Having successfully achieved the ISO 9001:2008 certification on Quality Management Systems (QMS) with a re-certification of the same scheduled for Tuesday February 26th, 2013 at the University’s Graduation Pavilion, JKUAT has already embarked on its second certification process of an Environmental Management System (EMS) with the ultimate goal of achieving the ISO 14001: 2004 certification.
Briefing the Special meeting of the Senate Board of Examiners January 10, 2013, the University’s Management Representative (MR) who also doubles up as the (EMS) coordinator, Prof. Francis Muihuri Njeruh noted that the new certification would further give the University far reaching benefits. Some of the benefits, he pointed out would include; facilitating compliance with the law, reducing environmental risk, facilitating efficient resource utilization, facilitating re-use, recycle and reduction of waste generation, as well as reinforcing a positive image.
Following this decision, various activities have been put in place including: the appointment of a team of twenty two members to spearhead the establishment of the EMS, that would lead to the attainment of the certification; the training of University top and middle level management on EMS which was conducted on March 22nd and 23rd, 2011, and April 11th, 2011; as well as the training of the ISO 14001:2004 team on the implementation of the EMS, which was carried out at during three day seminar between March 2nd and 4th, 2011. A University wide staff sensitization on EMS has also been done with a total of 828 members participating.

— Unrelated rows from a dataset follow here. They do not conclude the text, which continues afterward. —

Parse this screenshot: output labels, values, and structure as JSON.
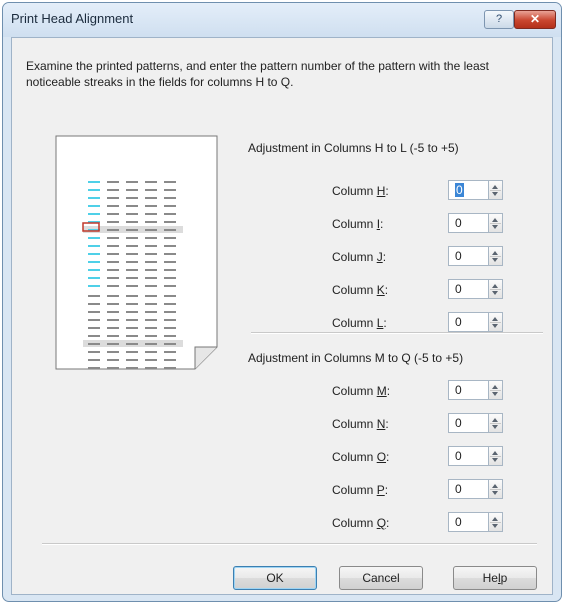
{
  "window": {
    "title": "Print Head Alignment",
    "help_icon": "question-mark-icon",
    "close_icon": "close-icon",
    "help_glyph": "?",
    "close_glyph": "✕"
  },
  "instruction": "Examine the printed patterns, and enter the pattern number of the pattern with the least noticeable streaks in the fields for columns H to Q.",
  "group1": {
    "title": "Adjustment in Columns H to L (-5 to +5)",
    "columns": [
      {
        "prefix": "Column ",
        "key": "H",
        "suffix": ":",
        "value": "0",
        "focused": true
      },
      {
        "prefix": "Column ",
        "key": "I",
        "suffix": ":",
        "value": "0"
      },
      {
        "prefix": "Column ",
        "key": "J",
        "suffix": ":",
        "value": "0"
      },
      {
        "prefix": "Column ",
        "key": "K",
        "suffix": ":",
        "value": "0"
      },
      {
        "prefix": "Column ",
        "key": "L",
        "suffix": ":",
        "value": "0"
      }
    ]
  },
  "group2": {
    "title": "Adjustment in Columns M to Q (-5 to +5)",
    "columns": [
      {
        "prefix": "Column ",
        "key": "M",
        "suffix": ":",
        "value": "0"
      },
      {
        "prefix": "Column ",
        "key": "N",
        "suffix": ":",
        "value": "0"
      },
      {
        "prefix": "Column ",
        "key": "O",
        "suffix": ":",
        "value": "0"
      },
      {
        "prefix": "Column ",
        "key": "P",
        "suffix": ":",
        "value": "0"
      },
      {
        "prefix": "Column ",
        "key": "Q",
        "suffix": ":",
        "value": "0"
      }
    ]
  },
  "buttons": {
    "ok": "OK",
    "cancel": "Cancel",
    "help_prefix": "He",
    "help_key": "l",
    "help_suffix": "p"
  },
  "colors": {
    "pattern_highlight": "#4fd0e8",
    "pattern_dash": "#8a8a8a",
    "selection_box": "#c0392b",
    "selection_fill": "#3b86d6"
  }
}
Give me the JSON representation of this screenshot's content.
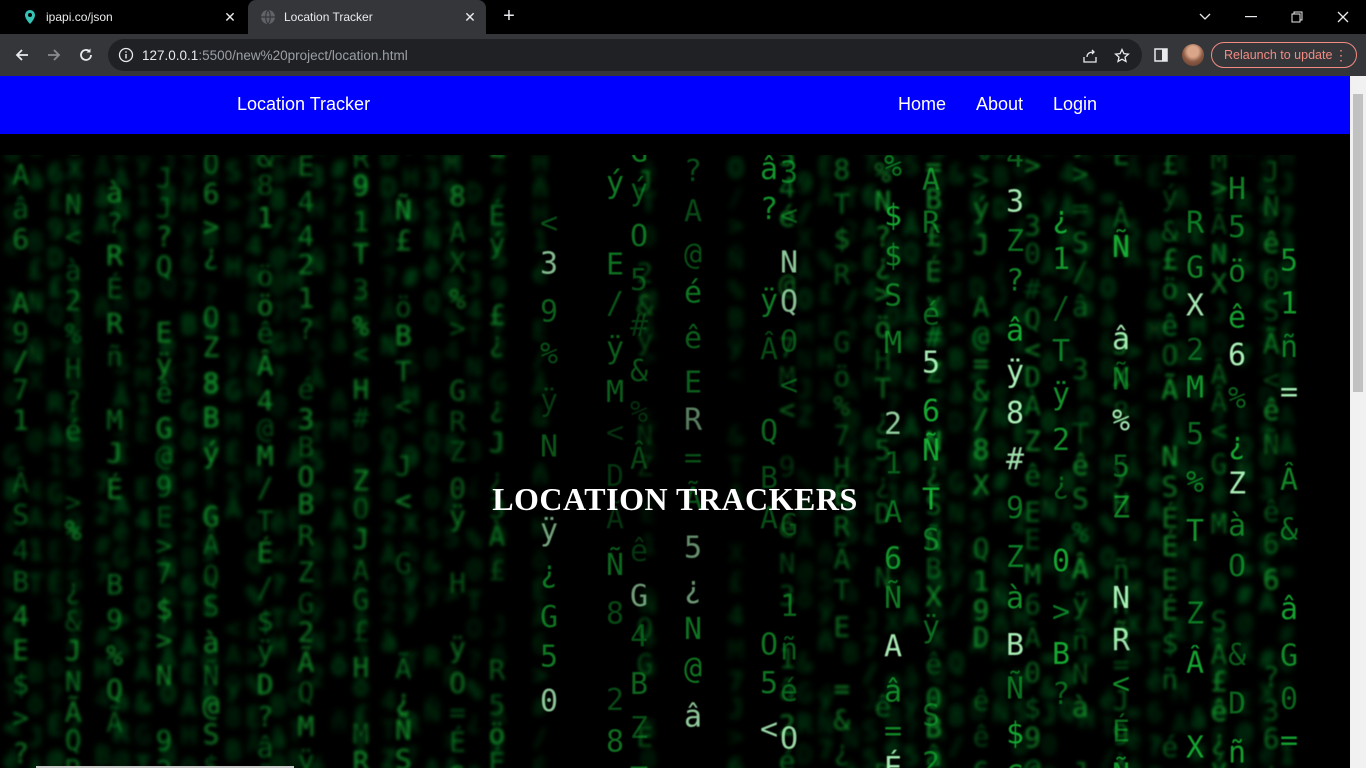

Prof. Njeruh who is also the Deputy Vice Chancellor in charge of Administration, Planning and Development further told the Senators that a professional EMS consultancy firm to guide in the certification process had already been identified. He further stated that an environmental review had been conducted in Juja, Nairobi and Karen campuses in line with the scope of the EMS with an aim of providing a baseline on environmental aspects and impacts as well as specifying the University’s environmental legal framework.
Among the seven significant environmental areas identified that the team would focus on according to Prof. Njeruh included; Liquid waste generation and disposal, Chemical spillage and emissions, Consumption of energy, Hazardous waste disposal, Water use, Solid waste generation and disposal and Environmental enhancement. Already the University Environment Policy and Statement of Management has been documented, while the QMS and EMS operations will be integrated to avoid duplication and enhance efficiency once the exercise is completed, he pointed out.